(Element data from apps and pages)
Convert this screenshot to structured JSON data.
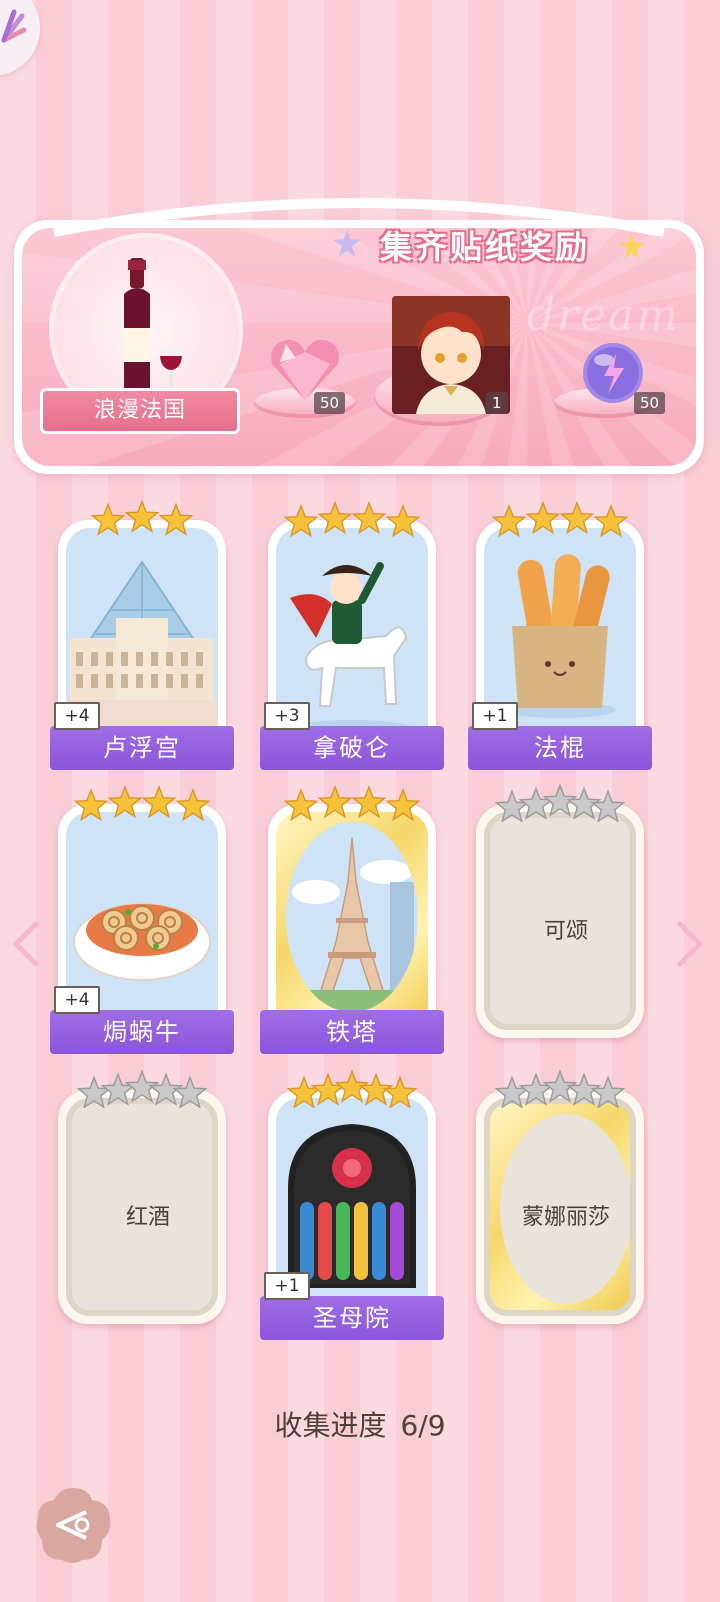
{
  "banner": {
    "title": "集齐贴纸奖励",
    "watermark": "dream",
    "theme_name": "浪漫法国",
    "rewards": [
      {
        "icon": "pink-diamond-icon",
        "count": "50"
      },
      {
        "icon": "character-portrait",
        "count": "1"
      },
      {
        "icon": "energy-orb-icon",
        "count": "50"
      }
    ]
  },
  "cards": [
    {
      "name": "卢浮宫",
      "stars": 3,
      "max_stars": 3,
      "plus": "+4",
      "collected": true,
      "art": "louvre"
    },
    {
      "name": "拿破仑",
      "stars": 4,
      "max_stars": 4,
      "plus": "+3",
      "collected": true,
      "art": "napoleon"
    },
    {
      "name": "法棍",
      "stars": 4,
      "max_stars": 4,
      "plus": "+1",
      "collected": true,
      "art": "baguette"
    },
    {
      "name": "焗蜗牛",
      "stars": 4,
      "max_stars": 4,
      "plus": "+4",
      "collected": true,
      "art": "escargot"
    },
    {
      "name": "铁塔",
      "stars": 4,
      "max_stars": 4,
      "plus": "",
      "collected": true,
      "art": "eiffel",
      "gold": true
    },
    {
      "name": "可颂",
      "stars": 0,
      "max_stars": 5,
      "plus": "",
      "collected": false
    },
    {
      "name": "红酒",
      "stars": 0,
      "max_stars": 5,
      "plus": "",
      "collected": false
    },
    {
      "name": "圣母院",
      "stars": 5,
      "max_stars": 5,
      "plus": "+1",
      "collected": true,
      "art": "notredame"
    },
    {
      "name": "蒙娜丽莎",
      "stars": 0,
      "max_stars": 5,
      "plus": "",
      "collected": false,
      "gold": true
    }
  ],
  "progress": {
    "label": "收集进度",
    "value": "6/9"
  },
  "colors": {
    "accent_purple": "#8a55d9",
    "banner_pink": "#f7aabd",
    "star_gold": "#f5c23a",
    "star_grey": "#c9c9c9"
  }
}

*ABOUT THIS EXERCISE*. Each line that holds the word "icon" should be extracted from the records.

*TASK OUTPUT*.
        "icon": "pink-diamond-icon",
        "icon": "character-portrait",
        "icon": "energy-orb-icon",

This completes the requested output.